WHAT TO DO: Could you repeat every record below exactly as written?

┌─ RECORD EXTRACTS

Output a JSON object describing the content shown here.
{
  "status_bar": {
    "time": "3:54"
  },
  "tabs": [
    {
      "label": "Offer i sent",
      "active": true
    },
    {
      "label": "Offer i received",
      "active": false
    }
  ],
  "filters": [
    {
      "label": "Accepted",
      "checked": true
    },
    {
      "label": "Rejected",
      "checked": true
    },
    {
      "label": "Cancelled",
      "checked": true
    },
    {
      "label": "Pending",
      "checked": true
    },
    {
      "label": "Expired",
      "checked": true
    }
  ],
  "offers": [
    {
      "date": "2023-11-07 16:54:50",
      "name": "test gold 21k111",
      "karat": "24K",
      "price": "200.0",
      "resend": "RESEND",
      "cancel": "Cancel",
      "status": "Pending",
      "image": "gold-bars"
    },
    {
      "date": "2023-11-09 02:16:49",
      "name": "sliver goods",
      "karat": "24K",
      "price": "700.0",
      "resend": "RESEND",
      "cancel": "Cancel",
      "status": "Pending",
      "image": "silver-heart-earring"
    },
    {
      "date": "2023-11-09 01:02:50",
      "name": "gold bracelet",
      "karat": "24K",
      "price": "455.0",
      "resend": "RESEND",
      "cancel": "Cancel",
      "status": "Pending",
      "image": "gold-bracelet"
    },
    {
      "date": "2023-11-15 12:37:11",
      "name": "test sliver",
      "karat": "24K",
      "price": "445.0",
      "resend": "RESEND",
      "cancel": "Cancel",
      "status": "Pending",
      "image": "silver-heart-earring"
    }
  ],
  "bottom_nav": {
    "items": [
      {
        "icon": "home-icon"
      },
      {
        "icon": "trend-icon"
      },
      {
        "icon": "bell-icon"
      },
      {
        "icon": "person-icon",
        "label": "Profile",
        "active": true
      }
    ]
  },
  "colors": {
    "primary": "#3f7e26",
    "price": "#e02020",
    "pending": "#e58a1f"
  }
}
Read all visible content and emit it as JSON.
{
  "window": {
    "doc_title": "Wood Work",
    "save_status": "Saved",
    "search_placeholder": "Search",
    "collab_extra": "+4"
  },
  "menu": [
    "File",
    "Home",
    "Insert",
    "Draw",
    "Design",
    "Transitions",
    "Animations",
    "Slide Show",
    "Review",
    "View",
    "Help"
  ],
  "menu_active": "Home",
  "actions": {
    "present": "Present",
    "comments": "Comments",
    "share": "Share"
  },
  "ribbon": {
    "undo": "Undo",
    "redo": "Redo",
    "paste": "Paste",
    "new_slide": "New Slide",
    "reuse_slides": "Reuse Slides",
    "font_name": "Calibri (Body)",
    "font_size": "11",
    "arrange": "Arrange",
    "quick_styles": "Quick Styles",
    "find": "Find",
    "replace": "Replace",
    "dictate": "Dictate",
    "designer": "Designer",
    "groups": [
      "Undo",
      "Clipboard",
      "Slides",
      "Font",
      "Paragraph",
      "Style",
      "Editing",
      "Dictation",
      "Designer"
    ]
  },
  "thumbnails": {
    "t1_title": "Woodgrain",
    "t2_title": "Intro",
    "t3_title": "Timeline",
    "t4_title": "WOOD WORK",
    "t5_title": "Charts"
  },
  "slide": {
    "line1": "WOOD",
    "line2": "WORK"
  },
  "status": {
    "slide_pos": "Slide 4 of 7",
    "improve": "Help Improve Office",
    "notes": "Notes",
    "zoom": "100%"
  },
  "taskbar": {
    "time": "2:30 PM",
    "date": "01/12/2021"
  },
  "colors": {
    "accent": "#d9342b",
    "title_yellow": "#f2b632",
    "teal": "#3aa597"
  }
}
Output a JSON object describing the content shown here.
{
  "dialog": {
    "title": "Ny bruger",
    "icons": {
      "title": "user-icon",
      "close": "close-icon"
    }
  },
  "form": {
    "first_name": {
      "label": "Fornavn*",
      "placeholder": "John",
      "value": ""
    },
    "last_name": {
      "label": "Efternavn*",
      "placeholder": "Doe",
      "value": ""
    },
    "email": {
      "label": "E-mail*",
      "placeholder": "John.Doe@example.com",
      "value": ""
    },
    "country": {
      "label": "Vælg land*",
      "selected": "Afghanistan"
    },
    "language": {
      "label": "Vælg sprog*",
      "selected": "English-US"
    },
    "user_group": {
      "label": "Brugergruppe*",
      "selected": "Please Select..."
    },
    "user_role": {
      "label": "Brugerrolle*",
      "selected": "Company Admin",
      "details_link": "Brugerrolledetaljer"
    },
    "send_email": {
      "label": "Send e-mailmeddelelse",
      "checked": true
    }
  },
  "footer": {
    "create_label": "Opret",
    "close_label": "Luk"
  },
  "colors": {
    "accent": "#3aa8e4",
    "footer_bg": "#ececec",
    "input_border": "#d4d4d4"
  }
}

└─

SOLVED PROBLEM:
Output a JSON object describing the content shown here.
{
  "status_bar": {
    "time": "3:54"
  },
  "tabs": [
    {
      "label": "Offer i sent",
      "active": true
    },
    {
      "label": "Offer i received",
      "active": false
    }
  ],
  "filters": [
    {
      "label": "Accepted",
      "checked": true
    },
    {
      "label": "Rejected",
      "checked": true
    },
    {
      "label": "Cancelled",
      "checked": true
    },
    {
      "label": "Pending",
      "checked": true
    },
    {
      "label": "Expired",
      "checked": true
    }
  ],
  "offers": [
    {
      "date": "2023-11-07 16:54:50",
      "name": "test gold 21k111",
      "karat": "24K",
      "price": "200.0",
      "resend": "RESEND",
      "cancel": "Cancel",
      "status": "Pending",
      "image": "gold-bars"
    },
    {
      "date": "2023-11-09 02:16:49",
      "name": "sliver goods",
      "karat": "24K",
      "price": "700.0",
      "resend": "RESEND",
      "cancel": "Cancel",
      "status": "Pending",
      "image": "silver-heart-earring"
    },
    {
      "date": "2023-11-09 01:02:50",
      "name": "gold bracelet",
      "karat": "24K",
      "price": "455.0",
      "resend": "RESEND",
      "cancel": "Cancel",
      "status": "Pending",
      "image": "gold-bracelet"
    },
    {
      "date": "2023-11-15 12:37:11",
      "name": "test sliver",
      "karat": "24K",
      "price": "445.0",
      "resend": "RESEND",
      "cancel": "Cancel",
      "status": "Pending",
      "image": "silver-heart-earring"
    }
  ],
  "bottom_nav": {
    "items": [
      {
        "icon": "home-icon"
      },
      {
        "icon": "trend-icon"
      },
      {
        "icon": "bell-icon"
      },
      {
        "icon": "person-icon",
        "label": "Profile",
        "active": true
      }
    ]
  },
  "colors": {
    "primary": "#3f7e26",
    "price": "#e02020",
    "pending": "#e58a1f"
  }
}
Read all visible content and emit it as JSON.
{
  "window": {
    "doc_title": "Wood Work",
    "save_status": "Saved",
    "search_placeholder": "Search",
    "collab_extra": "+4"
  },
  "menu": [
    "File",
    "Home",
    "Insert",
    "Draw",
    "Design",
    "Transitions",
    "Animations",
    "Slide Show",
    "Review",
    "View",
    "Help"
  ],
  "menu_active": "Home",
  "actions": {
    "present": "Present",
    "comments": "Comments",
    "share": "Share"
  },
  "ribbon": {
    "undo": "Undo",
    "redo": "Redo",
    "paste": "Paste",
    "new_slide": "New Slide",
    "reuse_slides": "Reuse Slides",
    "font_name": "Calibri (Body)",
    "font_size": "11",
    "arrange": "Arrange",
    "quick_styles": "Quick Styles",
    "find": "Find",
    "replace": "Replace",
    "dictate": "Dictate",
    "designer": "Designer",
    "groups": [
      "Undo",
      "Clipboard",
      "Slides",
      "Font",
      "Paragraph",
      "Style",
      "Editing",
      "Dictation",
      "Designer"
    ]
  },
  "thumbnails": {
    "t1_title": "Woodgrain",
    "t2_title": "Intro",
    "t3_title": "Timeline",
    "t4_title": "WOOD WORK",
    "t5_title": "Charts"
  },
  "slide": {
    "line1": "WOOD",
    "line2": "WORK"
  },
  "status": {
    "slide_pos": "Slide 4 of 7",
    "improve": "Help Improve Office",
    "notes": "Notes",
    "zoom": "100%"
  },
  "taskbar": {
    "time": "2:30 PM",
    "date": "01/12/2021"
  },
  "colors": {
    "accent": "#d9342b",
    "title_yellow": "#f2b632",
    "teal": "#3aa597"
  }
}
Output a JSON object describing the content shown here.
{
  "dialog": {
    "title": "Ny bruger",
    "icons": {
      "title": "user-icon",
      "close": "close-icon"
    }
  },
  "form": {
    "first_name": {
      "label": "Fornavn*",
      "placeholder": "John",
      "value": ""
    },
    "last_name": {
      "label": "Efternavn*",
      "placeholder": "Doe",
      "value": ""
    },
    "email": {
      "label": "E-mail*",
      "placeholder": "John.Doe@example.com",
      "value": ""
    },
    "country": {
      "label": "Vælg land*",
      "selected": "Afghanistan"
    },
    "language": {
      "label": "Vælg sprog*",
      "selected": "English-US"
    },
    "user_group": {
      "label": "Brugergruppe*",
      "selected": "Please Select..."
    },
    "user_role": {
      "label": "Brugerrolle*",
      "selected": "Company Admin",
      "details_link": "Brugerrolledetaljer"
    },
    "send_email": {
      "label": "Send e-mailmeddelelse",
      "checked": true
    }
  },
  "footer": {
    "create_label": "Opret",
    "close_label": "Luk"
  },
  "colors": {
    "accent": "#3aa8e4",
    "footer_bg": "#ececec",
    "input_border": "#d4d4d4"
  }
}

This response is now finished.